There’s no trig pillar on Tryfan, and it’s unlikely that, until Mark climbed it, anyone from Ordnance Survey had stood on it, in an official capacity at least. The 230 surveyors spend most of their time in urban areas measuring new roads, new buildings and developments such as Crossrail or the Olympic Park. The rural areas of Britain, some 90 percent of the landmass, are surveyed by two planes flying out of East Midlands Airport. They cover the entire country every three to five years. From 8,000 feet, the planes follow a strict grid, taking thousands of high resolution photos. The photos then go to the photogrammetry department. Here, lots of people in dark glasses look at special screens to get topographic information from aerial photos and, increasingly, satellite imagery. The latest software can convert that tree in your back yard to three dimensions from a digital photo taken 8,000 feet in the air. It’s also in photogrammetry where the next great step in cartography is being developed: 3-D mapping.
SE 056 515
My final call on my visit to the Ordnance Survey offices is to the cartography department.

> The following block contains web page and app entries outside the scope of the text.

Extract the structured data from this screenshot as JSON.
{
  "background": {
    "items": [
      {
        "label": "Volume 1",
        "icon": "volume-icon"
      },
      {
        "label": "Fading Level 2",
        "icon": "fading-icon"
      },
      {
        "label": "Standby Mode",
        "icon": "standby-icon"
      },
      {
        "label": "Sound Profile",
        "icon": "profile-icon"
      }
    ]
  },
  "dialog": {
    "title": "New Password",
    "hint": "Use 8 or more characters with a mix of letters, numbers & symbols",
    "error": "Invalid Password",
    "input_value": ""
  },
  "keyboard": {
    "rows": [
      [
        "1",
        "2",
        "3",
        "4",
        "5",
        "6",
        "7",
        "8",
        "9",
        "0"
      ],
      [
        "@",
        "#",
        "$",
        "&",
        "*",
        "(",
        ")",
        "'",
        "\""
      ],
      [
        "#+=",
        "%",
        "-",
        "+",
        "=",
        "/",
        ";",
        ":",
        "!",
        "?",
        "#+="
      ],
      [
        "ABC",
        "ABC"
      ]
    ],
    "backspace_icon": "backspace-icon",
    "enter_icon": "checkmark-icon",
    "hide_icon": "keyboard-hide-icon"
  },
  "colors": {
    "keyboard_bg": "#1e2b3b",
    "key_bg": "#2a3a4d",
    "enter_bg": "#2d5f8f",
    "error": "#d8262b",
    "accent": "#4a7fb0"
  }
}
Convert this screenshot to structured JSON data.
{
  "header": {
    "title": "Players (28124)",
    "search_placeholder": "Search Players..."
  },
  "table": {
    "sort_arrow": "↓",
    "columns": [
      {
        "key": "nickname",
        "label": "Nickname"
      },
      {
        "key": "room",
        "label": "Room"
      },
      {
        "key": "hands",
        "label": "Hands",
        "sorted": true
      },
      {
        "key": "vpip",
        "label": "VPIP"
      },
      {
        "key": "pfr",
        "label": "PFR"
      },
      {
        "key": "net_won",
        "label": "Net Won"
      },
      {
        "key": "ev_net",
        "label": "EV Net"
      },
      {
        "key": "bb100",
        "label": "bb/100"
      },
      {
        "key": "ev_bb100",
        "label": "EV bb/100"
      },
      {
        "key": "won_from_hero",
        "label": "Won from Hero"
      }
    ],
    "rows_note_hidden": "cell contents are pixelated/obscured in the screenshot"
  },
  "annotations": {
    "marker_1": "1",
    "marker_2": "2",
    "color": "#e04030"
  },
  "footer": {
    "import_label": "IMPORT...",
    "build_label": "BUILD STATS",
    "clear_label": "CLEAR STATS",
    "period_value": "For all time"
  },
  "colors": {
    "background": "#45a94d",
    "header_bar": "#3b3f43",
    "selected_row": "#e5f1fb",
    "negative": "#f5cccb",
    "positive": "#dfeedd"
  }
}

This is where the Landranger and Explorer maps are drawn. I’m introduced to Rob Dodd, who is working on a 1:50,000 map of a location near Leeds. In a coincidence that seems designed for The Great Outdoors, he is currently dropping little wind turbine icons onto the map. It is through Rob and the others in his team that all the vast amounts of information – from the surveyors, the aeroplanes, local authorities and agencies such as Sustrans – are interpreted and drawn on the map. While he is adding icons for the new wind turbines, he also points at places where they are being removed. Compare the two images above. There are now only two turbines on Chelker Reservoir, the other two removed for scrap. It takes time for the information to filter through of course, but on average, the digital mapping of any area is updated every quarter. It’s a painstaking task.
“Twenty years ago, we were still drawing on the maps, but now we update the tiles by computer,” Rob explains. “Although we’re using a very different system, it takes the same dedication to accuracy and eye for detail. The art of what we’re doing remains the same, and that is to simplify. Our job is to turn the mess into clarity.” The mantra in cartography is ESSO: Exaggerate, Select, Simplify, Omit.
I tend go for lunchtime runs on the South Downs near my house at a place called Butts Brow. I know it very well. I have a map of the area of course, but I’ve never looked at the grid square I’m most familiar with. The tumuli burial mounds I know and recognise. But what is a ‘Causewayed Enclosure’ and why is it in an Old English font? I had to look on the key to find out what the little stars were (visible earthwork). At the 1:25,000 scale it gets even more intriguing. It turns out the ‘Causewayed Enclosure’ is a ‘Neolithic Camp’. There are names I’ve never heard before, despite walking up here on and off for 20 years. It turns out I live below Babylon Down, which is quite cool. In this one square kilometre 6,000 years of human history are marked, and aeons of geological history. But looking at it, I also remember family walks and bike rides with mates, nights in the chalk circle – Pit (dis) – listening to REM’s Automatic for the People and drinking beer when I was 17. I remember the rope swing in the woods from when I was a kid, and picking marjoram with my daughter last summer.
And that gets to the heart of mapping. It’s about planning and navigation, but it’s also about memories. As people who look at maps almost daily, we read them like we flick through a photo album: to remember.